“To meet the needs of our communities we need an end to cuts and an increase in spending.”
Mr Veale said his force did not have enough staff and resources to protect communities and called on the Government to "give us the tools and we will do the job".
Police and Crime Commissioner for Cleveland, Barry Coppinger has called on the Government to take notice after funding to Cleveland Police has been cut by £39million (36%) in real terms over the past seven years, resulting in the loss of over 500 police officers and 50 police community support officers.
The chief constable was speaking after the Mail reported that volunteers in the Foggy Furze area of Hartlepool said they have no option but to take to the streets in the middle of the night following cuts to police in the town.
Resident Darren Price came up with the idea of running patrols in his community after reported increases in crime in the area.
It comes as a BBC report revealed there were no police officers in Hartlepool to respond to emergencies at one point on a Saturday night due to all those on duty deployed elsewhere including having to transport suspects to Middlesbrough.
Cleveland Police has launched a consultation on plans to close the Custody Suite at Hartlepool Police Station and transport suspects to be questioned in Middlesbrough when they are arrested.
Mr Veale added: "These are complex issues and while simply crying 'austerity' is not good enough, no one in policing today can claim it isn't a factor.
"I would not be exhibiting the courage that my officers and staff deserve if I continue to say we have enough resources, if I continue with this commentary that things in policing are OK.
"They are not OK. The cuts created and caused by austerity are too deep and have gone on for too long.
"We have brilliant people doing a brilliant job but we do not have enough of them and the facts speak for themselves."
Shadow policing minister Louise Haigh told the Press Association that communities were being left unprotected because the Government has cut police forces for the last eight years in a row.
She said: "With police numbers at record lows it's little wonder that were seeing violent and sexual crimes soaring year on year whilst conviction rates plummet.
"This is the only Government in modern history that has cut officer numbers every year it has been in office and the crime we are now seeing is on their heads."
A Home Office spokesman said decisions about how police deploy their resources, including the size of the workforce, were operational matters for their chief constables.
But Giles York, the National Police Chiefs' Council lead on workforce, stressed that a force's effectiveness cannot be measured on officer numbers alone.

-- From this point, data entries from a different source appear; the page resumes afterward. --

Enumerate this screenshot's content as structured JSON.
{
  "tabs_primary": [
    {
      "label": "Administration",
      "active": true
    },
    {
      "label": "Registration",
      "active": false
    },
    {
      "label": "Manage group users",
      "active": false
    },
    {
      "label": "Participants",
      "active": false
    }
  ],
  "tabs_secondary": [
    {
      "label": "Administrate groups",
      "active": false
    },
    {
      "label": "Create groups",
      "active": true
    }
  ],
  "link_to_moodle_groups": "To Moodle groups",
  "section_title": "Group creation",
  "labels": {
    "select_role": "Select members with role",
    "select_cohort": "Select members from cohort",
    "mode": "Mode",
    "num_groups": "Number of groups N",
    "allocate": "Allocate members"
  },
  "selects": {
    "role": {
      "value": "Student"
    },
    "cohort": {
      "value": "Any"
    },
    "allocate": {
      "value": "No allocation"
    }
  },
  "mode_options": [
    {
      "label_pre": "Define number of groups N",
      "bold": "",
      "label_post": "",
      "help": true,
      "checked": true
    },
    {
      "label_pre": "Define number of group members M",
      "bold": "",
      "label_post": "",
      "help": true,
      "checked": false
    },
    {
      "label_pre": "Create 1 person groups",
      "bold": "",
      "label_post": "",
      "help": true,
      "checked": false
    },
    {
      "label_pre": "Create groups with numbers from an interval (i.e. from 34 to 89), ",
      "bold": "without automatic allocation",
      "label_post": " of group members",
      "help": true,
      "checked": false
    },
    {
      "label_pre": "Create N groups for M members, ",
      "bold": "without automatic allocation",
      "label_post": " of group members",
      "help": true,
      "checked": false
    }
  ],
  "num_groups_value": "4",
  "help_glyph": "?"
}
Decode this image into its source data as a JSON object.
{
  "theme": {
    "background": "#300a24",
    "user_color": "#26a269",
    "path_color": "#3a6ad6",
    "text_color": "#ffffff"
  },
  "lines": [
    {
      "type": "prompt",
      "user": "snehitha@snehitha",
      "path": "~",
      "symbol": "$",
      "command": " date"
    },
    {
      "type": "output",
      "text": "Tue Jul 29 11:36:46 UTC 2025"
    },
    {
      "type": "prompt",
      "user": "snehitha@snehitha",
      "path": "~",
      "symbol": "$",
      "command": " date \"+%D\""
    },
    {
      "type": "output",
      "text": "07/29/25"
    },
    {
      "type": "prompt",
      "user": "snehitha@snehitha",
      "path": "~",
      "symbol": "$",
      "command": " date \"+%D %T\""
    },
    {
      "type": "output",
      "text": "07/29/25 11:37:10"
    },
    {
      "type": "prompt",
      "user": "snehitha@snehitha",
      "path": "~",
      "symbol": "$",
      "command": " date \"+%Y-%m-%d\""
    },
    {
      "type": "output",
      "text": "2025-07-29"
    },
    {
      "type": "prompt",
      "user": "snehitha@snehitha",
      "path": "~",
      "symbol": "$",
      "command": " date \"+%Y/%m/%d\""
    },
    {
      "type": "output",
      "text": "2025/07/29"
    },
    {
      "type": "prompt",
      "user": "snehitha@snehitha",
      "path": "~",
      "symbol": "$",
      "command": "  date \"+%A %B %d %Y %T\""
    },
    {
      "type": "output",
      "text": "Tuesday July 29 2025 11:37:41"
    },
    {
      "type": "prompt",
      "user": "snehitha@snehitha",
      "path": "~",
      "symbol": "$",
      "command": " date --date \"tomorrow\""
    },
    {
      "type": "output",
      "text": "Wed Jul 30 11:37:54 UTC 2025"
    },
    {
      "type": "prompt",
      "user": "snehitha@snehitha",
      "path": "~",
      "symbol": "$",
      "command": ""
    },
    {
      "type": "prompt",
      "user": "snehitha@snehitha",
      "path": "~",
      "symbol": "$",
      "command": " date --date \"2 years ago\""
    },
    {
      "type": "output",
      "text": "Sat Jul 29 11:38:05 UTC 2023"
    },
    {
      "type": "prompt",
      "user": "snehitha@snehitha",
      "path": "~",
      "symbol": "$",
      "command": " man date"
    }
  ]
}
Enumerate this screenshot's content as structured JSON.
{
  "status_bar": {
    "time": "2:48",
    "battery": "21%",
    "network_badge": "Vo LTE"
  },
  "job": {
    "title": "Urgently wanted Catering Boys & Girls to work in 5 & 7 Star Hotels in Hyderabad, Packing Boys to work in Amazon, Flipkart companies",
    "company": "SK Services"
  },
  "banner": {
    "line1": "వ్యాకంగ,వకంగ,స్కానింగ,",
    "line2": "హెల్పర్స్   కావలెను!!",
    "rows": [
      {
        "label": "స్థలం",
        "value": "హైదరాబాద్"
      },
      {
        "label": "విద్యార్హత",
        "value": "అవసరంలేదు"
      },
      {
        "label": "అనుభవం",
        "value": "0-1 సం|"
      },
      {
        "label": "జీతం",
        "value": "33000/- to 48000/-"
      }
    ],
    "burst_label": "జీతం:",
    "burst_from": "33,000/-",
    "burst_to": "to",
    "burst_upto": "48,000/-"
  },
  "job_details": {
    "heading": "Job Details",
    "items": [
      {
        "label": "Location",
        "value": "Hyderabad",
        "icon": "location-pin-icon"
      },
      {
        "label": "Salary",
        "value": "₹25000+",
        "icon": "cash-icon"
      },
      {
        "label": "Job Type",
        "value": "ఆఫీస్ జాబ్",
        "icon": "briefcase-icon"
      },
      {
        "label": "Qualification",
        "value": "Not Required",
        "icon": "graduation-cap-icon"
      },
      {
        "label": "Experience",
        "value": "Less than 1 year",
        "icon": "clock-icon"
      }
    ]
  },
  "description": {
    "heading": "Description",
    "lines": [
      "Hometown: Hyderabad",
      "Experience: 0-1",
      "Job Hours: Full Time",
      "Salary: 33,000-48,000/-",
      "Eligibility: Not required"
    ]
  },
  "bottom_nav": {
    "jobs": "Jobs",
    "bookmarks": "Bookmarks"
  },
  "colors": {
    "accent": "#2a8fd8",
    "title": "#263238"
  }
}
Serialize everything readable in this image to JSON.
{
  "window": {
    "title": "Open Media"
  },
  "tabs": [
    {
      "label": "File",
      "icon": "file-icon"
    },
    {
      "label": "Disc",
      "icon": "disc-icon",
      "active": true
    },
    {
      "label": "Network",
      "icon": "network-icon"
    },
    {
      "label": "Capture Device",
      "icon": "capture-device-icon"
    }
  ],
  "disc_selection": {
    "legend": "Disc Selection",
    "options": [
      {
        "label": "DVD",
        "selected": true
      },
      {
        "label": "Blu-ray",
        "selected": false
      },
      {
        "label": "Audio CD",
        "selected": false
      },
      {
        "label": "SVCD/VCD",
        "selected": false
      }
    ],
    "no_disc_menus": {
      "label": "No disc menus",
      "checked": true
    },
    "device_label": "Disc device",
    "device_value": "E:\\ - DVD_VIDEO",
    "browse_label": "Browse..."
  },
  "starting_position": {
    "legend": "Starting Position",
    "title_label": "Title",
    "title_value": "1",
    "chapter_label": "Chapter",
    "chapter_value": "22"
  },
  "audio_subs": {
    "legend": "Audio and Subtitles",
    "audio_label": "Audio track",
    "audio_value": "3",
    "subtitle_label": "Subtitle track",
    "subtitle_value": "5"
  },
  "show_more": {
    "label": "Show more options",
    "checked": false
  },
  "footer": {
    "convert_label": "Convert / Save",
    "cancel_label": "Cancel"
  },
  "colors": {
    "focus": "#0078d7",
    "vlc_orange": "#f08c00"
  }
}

The Sussex Police Chief Constable said that while police forces are providing good services, policing was "significantly overstretched" and needed greater investment.
Mr York added: "Effectiveness of forces can't be measured on officer numbers alone. It is the service we deliver that matters to the public.
"The latest inspection of police forces in England and Wales found that this was good. But it also highlighted that forces have less money than before and are under strain as they deal with rising crime, demand that is more complex and an unprecedented terror threat with fewer officers.
"Some chief constables have already made it clear that police can only prioritise their resources against the greatest harm."
The Police Federation of England and Wales' vice-chair Che Donald said officers were having to do "more and more with less and less" due to funding cuts since 2010.
He added: "Forces are facing increasingly limited resources and tough decisions have to be made about what is prioritised. It is unrealistic for the Government to think this is sustainable.
"Even the Home Affairs Select Committee has backed us in calling for an urgent injection of funds into the police service - or face 'dire consequences'."